Roughly the size of a golf ball, and often mistaken for radishes, they tend to lack the heat and bitterness often associated with other kinds of turnips.

Why they’re a good crop for this time of the year:

They’re fast-growing (about 40 days) and relatively cold-hardy, and their taste develops best in cool conditions.

The joys and challenges of growing Hakurei turnips in Northwest Indiana:

It’s nice to be able to expose customers to a new variety with such excellent taste, and it’s great that they grow so quickly. The challenges tend to be mostly insect-related, with flea beetles, root maggots and aphids seeming to enjoy Hakureis almost as much as we do! We use an insect barrier to stave off these threats.

Photo Credit: Brad M. Wolf
Photo Credit: Brad M. Wolf

During the late spring and early summer, that bounty includes baby greens, garlic scapes, snap peas and one varietal that not every CSA member will immediately recognize: Hakurei turnips. Raw or cooked, Bruce says these little beauties will be an early-season surprise to anyone discovering them for the first time.

We asked Bruce to share the following facts about the Hakurei turnip.

The difference between Hakurei turnips and other varieties:

Roughly the size of a golf ball, and often mistaken for radishes, they tend to lack the heat and bitterness often associated with other kinds of turnips.

Why they’re a good crop for this time of the year:

They’re fast-growing (about 40 days) and relatively cold-hardy, and their taste develops best in cool conditions.

The joys and challenges of growing Hakurei turnips in Northwest Indiana:

It’s nice to be able to expose customers to a new variety with such excellent taste, and it’s great that they grow so quickly. The challenges tend to be mostly insect-related, with flea beetles, root maggots and aphids seeming to enjoy Hakureis almost as much as we do! We use an insect barrier to stave off these threats.

What to look for when seeking out Hakurei turnips:

Three main things: crisp greens, smaller size and no cracks.

The best ways to prepare and enjoy Hakurei turnips:

We love them quartered on the grill.

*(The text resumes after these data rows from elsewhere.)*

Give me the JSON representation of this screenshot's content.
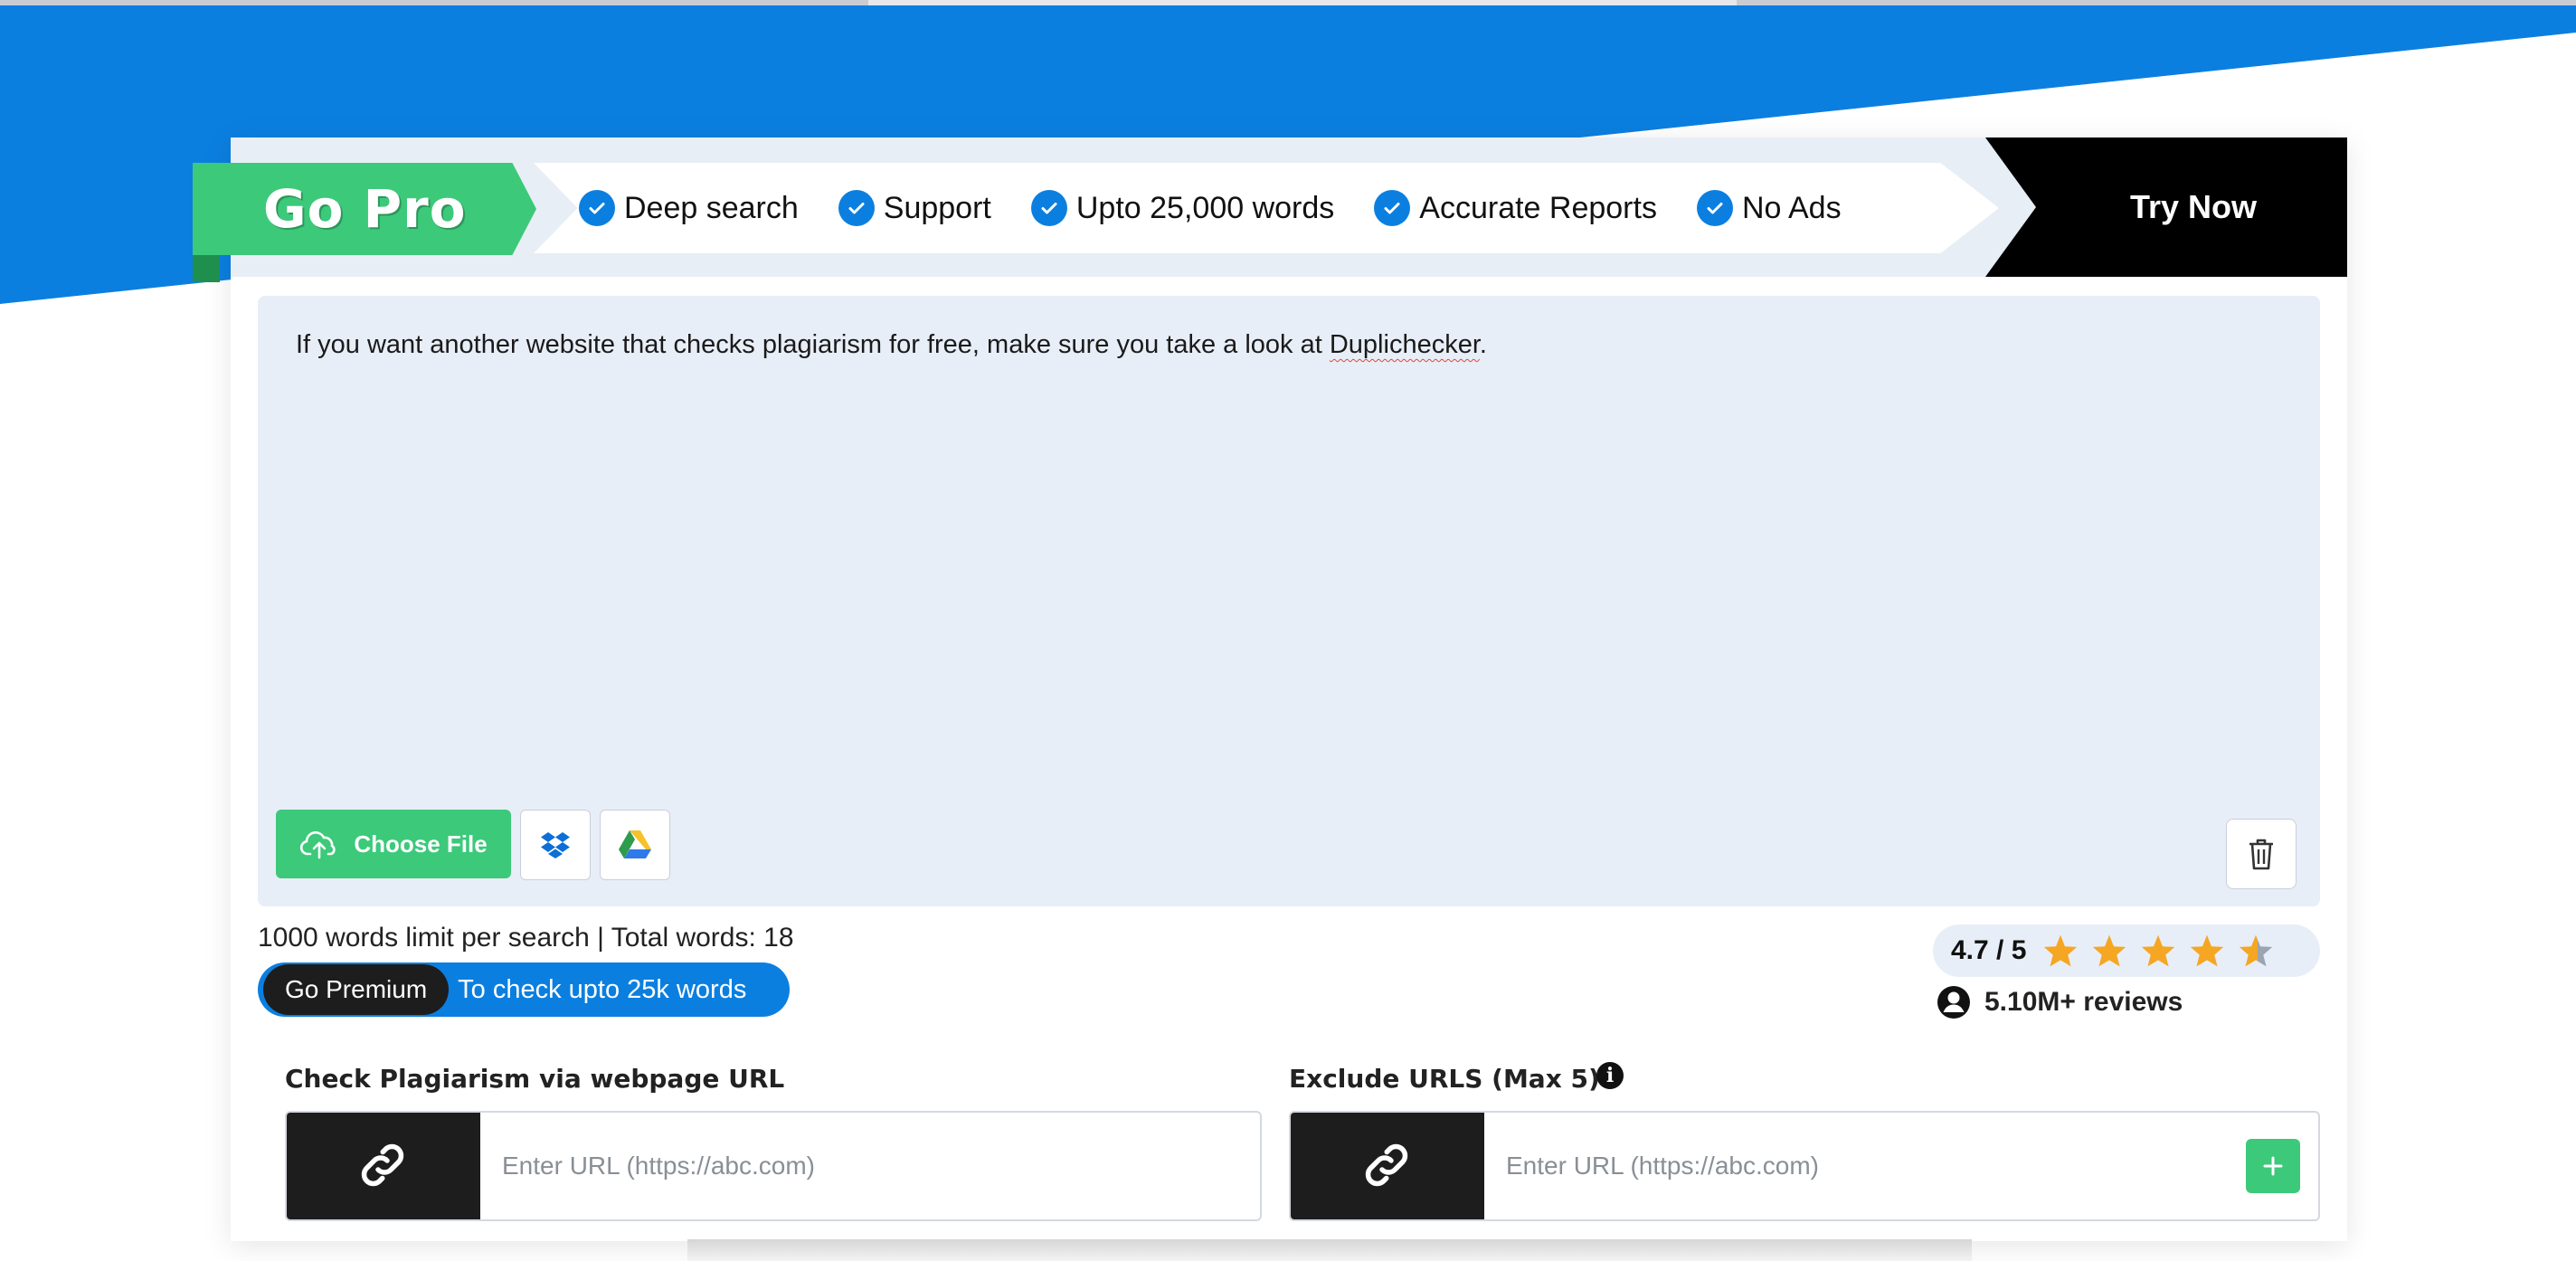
{
  "colors": {
    "accent_blue": "#0b7fe0",
    "accent_green": "#3cc97a",
    "dark": "#1d1d1d",
    "editor_bg": "#e8eef7",
    "star": "#f5a623"
  },
  "promo": {
    "badge": "Go Pro",
    "features": [
      "Deep search",
      "Support",
      "Upto 25,000 words",
      "Accurate Reports",
      "No Ads"
    ],
    "cta": "Try Now"
  },
  "editor": {
    "text_before": "If you want another website that checks plagiarism for free, make sure you take a look at ",
    "text_link": "Duplichecker",
    "text_after": ".",
    "choose_file": "Choose File",
    "icons": [
      "dropbox-icon",
      "google-drive-icon",
      "trash-icon"
    ]
  },
  "stats": {
    "limit_text": "1000 words limit per search | Total words: 18",
    "go_premium": "Go Premium",
    "premium_msg": "To check upto 25k words"
  },
  "rating": {
    "value": "4.7 / 5",
    "stars": 4.7,
    "reviews": "5.10M+ reviews"
  },
  "url_check": {
    "title": "Check Plagiarism via webpage URL",
    "placeholder": "Enter URL (https://abc.com)"
  },
  "exclude": {
    "title": "Exclude URLS (Max 5)",
    "placeholder": "Enter URL (https://abc.com)"
  }
}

They pair beautifully with carrots, golden beets and fingerling potatoes. You can also slice them raw for a great fresh salad addition, or add them to mashed potatoes.